First, let me show you around. Zacatecas is the furthest north we’ve been in Mexico. It feels like an old West Mexican town. The building and the cathedral are made from a pink quarry that’s eye-catching.
Some of the architecture is more elaborate. In the next photo, you can see a much plainer style.
Look through the missing panels in the second floor windows and you’ll see the bright sunlight coming through? There’s not even a roof anymore.
Several buildings are deteriorating, and the situation will only get worse with the pandemic.
Zacatecas was once a wealthy town, built on greed and on the backs of slave labor. I never would have thought about the town’s origins if it weren’t for the main tourist attraction here.
It’s not a museum, it’s a multisensory experience Showing Greed and EXCRUCIATING Laobr
This experience is called El Eden mine. The Spanish began digging the mine in 1586, and the mine was still in operation until 1960. There’s still silver in here, but the mine is too close to the town. The explosions were causing structural damage to the town, so El Eden was closed forever.
It’s not accurate to say the Spanish began digging in 1586, because their indigenous slave labor did all the work. They shipped most of the gold in this region back to Spain, but many churches here are still filled with gold.
Here we are, 1,150 feet (350 meters) below the surface of the mountain.
The mine feels cold and damp, but so picturesque. Maybe it´s because of the the colorful illumination.
Indigenous boys as young as eight years old were forced to work in the mine.
In the accompanying photo, two boys are climbing a ladder with sacks of gold on their backs. Slipping off the ladder meant killing everyone else on the ladder below them.
The state of Zacatecas is full of mines, some gold, some silver, and so is the neighboring state of San Luís Potosí is, too.. The Spanish brought the gold to Veracruz, and then shipped most of it back to Spain.
Figures adorn the mine, illustrating the backbreaking labor and danger over the mine’s 400-year history. We saw the town in a different way when we returned to it. We understood Mexico in a different way, too. Zacatecas, like so many other Mexican towns, was built by greed and on the backs of excruciating labor.
How To Find El Eden Mine
When you visit, a tour guide will lead you through the mine, telling you the mine’s history and the legends.
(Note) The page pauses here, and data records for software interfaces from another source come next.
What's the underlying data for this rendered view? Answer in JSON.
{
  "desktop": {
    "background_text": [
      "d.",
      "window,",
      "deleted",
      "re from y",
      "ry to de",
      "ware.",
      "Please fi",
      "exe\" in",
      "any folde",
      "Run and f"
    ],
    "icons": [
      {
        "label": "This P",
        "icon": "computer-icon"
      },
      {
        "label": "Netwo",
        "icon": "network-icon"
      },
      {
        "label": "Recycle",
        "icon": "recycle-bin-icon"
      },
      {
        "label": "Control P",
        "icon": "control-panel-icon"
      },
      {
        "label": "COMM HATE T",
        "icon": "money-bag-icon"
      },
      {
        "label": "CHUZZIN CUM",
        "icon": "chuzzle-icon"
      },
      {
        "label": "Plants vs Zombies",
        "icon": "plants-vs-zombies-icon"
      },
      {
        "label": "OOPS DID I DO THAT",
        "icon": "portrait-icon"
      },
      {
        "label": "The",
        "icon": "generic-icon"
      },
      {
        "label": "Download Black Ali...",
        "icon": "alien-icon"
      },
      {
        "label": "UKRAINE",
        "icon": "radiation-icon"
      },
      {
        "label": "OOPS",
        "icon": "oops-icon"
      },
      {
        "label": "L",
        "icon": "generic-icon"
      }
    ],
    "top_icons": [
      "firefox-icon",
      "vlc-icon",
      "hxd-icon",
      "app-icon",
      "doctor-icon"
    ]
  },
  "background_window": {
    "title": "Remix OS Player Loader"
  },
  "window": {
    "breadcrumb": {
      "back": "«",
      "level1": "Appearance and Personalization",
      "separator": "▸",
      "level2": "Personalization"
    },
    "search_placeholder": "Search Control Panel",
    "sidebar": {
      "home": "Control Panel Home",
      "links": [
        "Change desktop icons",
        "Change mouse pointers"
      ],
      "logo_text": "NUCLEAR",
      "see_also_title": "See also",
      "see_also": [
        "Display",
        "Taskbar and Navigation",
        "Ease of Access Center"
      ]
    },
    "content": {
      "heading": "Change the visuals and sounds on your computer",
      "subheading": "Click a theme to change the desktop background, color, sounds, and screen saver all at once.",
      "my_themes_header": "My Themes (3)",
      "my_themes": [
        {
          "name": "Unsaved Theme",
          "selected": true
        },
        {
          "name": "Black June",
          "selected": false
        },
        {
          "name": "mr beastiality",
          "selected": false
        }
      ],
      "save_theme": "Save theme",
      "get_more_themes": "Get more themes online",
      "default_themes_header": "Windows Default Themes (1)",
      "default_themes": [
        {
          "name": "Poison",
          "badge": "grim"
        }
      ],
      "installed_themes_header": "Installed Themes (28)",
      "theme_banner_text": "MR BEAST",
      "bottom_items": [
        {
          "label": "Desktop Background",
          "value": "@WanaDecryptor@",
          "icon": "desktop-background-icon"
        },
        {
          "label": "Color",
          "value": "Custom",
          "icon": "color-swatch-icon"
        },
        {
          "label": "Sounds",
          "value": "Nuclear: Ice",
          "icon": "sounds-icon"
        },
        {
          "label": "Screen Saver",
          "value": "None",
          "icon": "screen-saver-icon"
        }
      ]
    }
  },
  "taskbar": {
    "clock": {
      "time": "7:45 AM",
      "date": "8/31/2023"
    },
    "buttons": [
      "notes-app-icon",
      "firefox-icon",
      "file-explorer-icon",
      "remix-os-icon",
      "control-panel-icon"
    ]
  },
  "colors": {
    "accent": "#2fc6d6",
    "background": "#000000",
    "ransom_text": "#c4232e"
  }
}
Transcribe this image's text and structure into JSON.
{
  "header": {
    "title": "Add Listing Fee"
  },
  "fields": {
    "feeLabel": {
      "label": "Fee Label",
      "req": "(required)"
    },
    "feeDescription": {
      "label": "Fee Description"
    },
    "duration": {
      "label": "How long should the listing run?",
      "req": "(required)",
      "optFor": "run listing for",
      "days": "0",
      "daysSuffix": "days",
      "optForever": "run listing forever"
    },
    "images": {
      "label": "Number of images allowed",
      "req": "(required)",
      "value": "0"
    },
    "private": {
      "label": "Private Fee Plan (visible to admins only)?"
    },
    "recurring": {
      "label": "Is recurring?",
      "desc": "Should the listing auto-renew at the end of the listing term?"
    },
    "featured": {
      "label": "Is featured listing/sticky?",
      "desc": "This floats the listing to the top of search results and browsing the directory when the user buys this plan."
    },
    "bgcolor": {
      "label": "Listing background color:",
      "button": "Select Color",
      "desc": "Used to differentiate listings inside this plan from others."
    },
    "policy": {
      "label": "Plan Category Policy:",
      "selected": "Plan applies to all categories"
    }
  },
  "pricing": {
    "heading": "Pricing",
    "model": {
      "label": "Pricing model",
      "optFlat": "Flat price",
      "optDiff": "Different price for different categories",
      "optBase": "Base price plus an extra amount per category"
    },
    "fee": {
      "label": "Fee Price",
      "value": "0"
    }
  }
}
If you’re bold, do as we did and ask a taxi to bring you to the mine. It’s a short, 5-10-minute ride and will only cost you a couple of dollars. But there’s an easier way to visit.
In front of the Cathedral, you’ll find men dressed as miners and women in traditional dresses. They’re selling you this fascinating tour, plus the tram up to the top of the mountain they call La Bufa.
We only saw La Bufa from below. It towers over the city. And even if you take the taxi to the top like we did, the tour guide at the mine will point you to the tram. It’s right there.
A Hotel That Will Send You Back To The Past
Our hotel, Quinta Real, was once the bullfighting arena in Zacatecas.
Quinta Real’s rooms are beautiful.
The restaurant is built on three different levels, and each has a view of the arena and the aqueduct. There’s also outdoor dining, like you see in the accompanying photo. This evening, we were here just for drinks.
A lot of people from Zacatecas come, just to eat at the restaurant. If you stay at the hotel, you receive a discount at the restaurant. But if you stay at Quinta Real, you’ll get the 15% dining discount, even if you come in the evening just for a cocktail.
Unique Regional Gastronomic Choices
La Unica Cabaña is the most popular restaurant in Zacatecas, according to TripAdvisor ratings. This man has been preparing tacos here for 34 years. Here, he’s preparing tacos al pastor (marinated, grilled pork), popular throughout Mexico.
But there are two dishes that are popular and unique to Zacatecas:
1. Asado de Boda (Wedding roast): roast pork with chile
2. Tacos envenenados (poisoned tacos): large, fried corn tortillas are filled with retried beans, potato, cheese and sausage.